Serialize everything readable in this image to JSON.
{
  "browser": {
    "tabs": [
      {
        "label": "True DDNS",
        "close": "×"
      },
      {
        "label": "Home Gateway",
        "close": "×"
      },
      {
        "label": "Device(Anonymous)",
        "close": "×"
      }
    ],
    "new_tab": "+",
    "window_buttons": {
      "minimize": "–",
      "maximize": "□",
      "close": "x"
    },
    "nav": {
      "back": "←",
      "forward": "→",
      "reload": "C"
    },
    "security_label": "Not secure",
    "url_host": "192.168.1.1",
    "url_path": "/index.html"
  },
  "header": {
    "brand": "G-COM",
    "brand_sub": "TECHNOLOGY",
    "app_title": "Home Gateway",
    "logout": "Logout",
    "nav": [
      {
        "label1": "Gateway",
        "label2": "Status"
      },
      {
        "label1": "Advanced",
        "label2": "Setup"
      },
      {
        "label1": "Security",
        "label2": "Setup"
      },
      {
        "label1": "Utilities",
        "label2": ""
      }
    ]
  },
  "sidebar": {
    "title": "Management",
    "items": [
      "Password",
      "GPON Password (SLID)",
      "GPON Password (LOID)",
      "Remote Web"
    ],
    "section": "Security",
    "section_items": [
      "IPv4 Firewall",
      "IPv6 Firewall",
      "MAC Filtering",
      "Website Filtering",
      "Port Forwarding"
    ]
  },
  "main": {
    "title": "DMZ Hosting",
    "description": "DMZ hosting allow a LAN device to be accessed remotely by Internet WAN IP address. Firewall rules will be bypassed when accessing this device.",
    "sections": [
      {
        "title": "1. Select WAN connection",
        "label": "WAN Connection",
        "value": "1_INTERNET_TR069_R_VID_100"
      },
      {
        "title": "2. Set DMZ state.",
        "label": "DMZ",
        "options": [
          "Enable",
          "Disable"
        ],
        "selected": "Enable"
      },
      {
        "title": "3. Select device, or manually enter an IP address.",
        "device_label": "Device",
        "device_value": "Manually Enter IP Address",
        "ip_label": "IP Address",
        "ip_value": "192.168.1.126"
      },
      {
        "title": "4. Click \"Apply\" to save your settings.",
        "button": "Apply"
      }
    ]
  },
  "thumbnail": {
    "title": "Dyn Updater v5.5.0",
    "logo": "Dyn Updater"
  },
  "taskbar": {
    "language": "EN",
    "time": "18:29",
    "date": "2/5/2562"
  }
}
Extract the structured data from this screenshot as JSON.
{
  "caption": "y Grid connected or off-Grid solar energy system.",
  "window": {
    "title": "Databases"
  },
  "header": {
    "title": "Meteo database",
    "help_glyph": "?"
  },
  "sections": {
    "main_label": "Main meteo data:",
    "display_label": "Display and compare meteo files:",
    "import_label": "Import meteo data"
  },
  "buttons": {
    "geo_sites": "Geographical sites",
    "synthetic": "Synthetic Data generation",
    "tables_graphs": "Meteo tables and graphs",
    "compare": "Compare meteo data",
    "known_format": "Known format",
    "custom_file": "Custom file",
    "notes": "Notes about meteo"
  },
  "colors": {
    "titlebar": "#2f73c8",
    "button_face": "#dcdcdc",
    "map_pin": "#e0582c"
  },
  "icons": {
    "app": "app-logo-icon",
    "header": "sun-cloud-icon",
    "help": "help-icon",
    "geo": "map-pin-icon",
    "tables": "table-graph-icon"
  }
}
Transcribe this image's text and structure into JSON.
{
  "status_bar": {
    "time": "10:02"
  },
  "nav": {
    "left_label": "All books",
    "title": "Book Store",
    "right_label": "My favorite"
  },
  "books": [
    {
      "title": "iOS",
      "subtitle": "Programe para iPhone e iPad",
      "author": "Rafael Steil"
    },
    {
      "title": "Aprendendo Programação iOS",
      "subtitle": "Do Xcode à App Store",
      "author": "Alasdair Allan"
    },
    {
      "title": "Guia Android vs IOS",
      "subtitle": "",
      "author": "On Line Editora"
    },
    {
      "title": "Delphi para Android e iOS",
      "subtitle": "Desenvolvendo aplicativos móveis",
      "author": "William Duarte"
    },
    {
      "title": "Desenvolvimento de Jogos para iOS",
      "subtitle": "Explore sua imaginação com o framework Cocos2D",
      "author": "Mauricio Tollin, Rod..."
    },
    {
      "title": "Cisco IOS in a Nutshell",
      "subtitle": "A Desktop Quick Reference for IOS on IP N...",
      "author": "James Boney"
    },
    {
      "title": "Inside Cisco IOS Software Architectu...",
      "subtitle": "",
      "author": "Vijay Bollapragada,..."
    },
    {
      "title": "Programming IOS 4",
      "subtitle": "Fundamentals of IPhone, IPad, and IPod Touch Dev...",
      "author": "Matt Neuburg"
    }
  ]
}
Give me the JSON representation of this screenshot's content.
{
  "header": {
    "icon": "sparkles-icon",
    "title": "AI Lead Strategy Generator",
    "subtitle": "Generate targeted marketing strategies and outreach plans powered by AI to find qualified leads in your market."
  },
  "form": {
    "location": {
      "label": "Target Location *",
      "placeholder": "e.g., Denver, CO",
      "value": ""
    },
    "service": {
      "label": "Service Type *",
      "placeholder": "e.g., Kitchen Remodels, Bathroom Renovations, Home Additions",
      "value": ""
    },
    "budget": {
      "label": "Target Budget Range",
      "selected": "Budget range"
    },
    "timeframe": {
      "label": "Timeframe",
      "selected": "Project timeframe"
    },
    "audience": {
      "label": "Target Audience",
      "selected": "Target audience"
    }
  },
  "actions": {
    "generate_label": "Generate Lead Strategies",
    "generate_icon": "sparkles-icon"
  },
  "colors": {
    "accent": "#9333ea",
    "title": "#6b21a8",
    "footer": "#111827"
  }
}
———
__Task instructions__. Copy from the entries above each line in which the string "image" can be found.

__Your solution__.
Serialize everything readable in this image to JSON.
Transcribe this image's text and structure into JSON.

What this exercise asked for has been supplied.